A rush of confusion and fear slipped like a thief behind his eyes. It was here to take any last bit of good he may have kept hidden away, to break the lock from the impenetrable chest that kept it. A whimper and scream were inside but not out, his tongue was swollen and useless to speak his words of disgust. The veins in his face and neck felt on the verge of losing their fight. Tick.
As the curtain was pulled back, he saw them all. Family he hated, others without faces strained in their seats toward the glass. They all wanted to lay eyes upon the captured animal, the caged wolf at which they threw their stones. There was weeping, as anger and hatred failed to mask their deep and unfathomable loss.

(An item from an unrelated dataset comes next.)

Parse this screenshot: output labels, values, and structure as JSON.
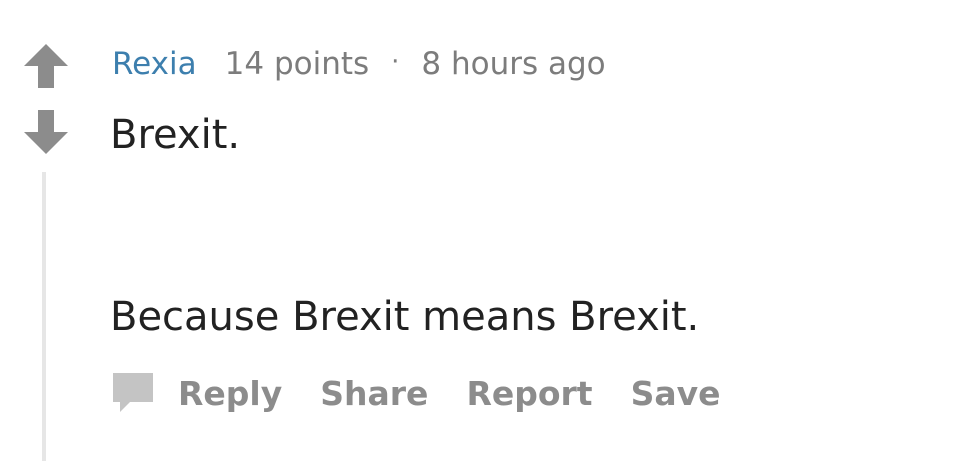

There were words being spoken, being read from the same book that had been used as his mirror in his youth. He had never lived to that expectation. He was cursed before he left his childhood to forever be damned to God’s alleged mercy. Where had that merciful God been? Where was he now? Even as his supposed holy words were read aloud, echoing in the open, sparse room, there was no God there for him. There was only wood, leather, and steel. Tick.
The sounds of his heart in his ears had been replaced by the rhythm of the damned clock. There began a gasping he could hear. How had those watching made it inside, and what final ugliness had made them gasp. “Run you heartless bastards,” he thought, as he knew they would hear him. It was not their breath, but his own, slowly escaping its orbit. He felt mucus now on his lips.
“What final insult is this?” “Have I now been spat upon?” His thoughts raised valid questions, answers to which he would never have. Slipping like a worm into oblivion, he was becoming excrement, he could smell it. Where was the tock? He prayed for the tock to whatever god may listen, but the clock did not answer. He apologized to the clock for his hatred and fury, begging for the tock that would never come.
The clock did not care, and offered no respite. There was no tock. Was this now it? The room had become insistent on darkness. The sounds and shapes now gone. Breath was now gone, and the feeling of heaviness took him further into nothing. There wouldn’t be a tock, he was in the eternal second of distress where he would stay until there was complete nothingness. He could only be shadow and shade, never a beacon, never a light. The void became him, wrapping him in its cold cradle. From here to falling away, this was the last.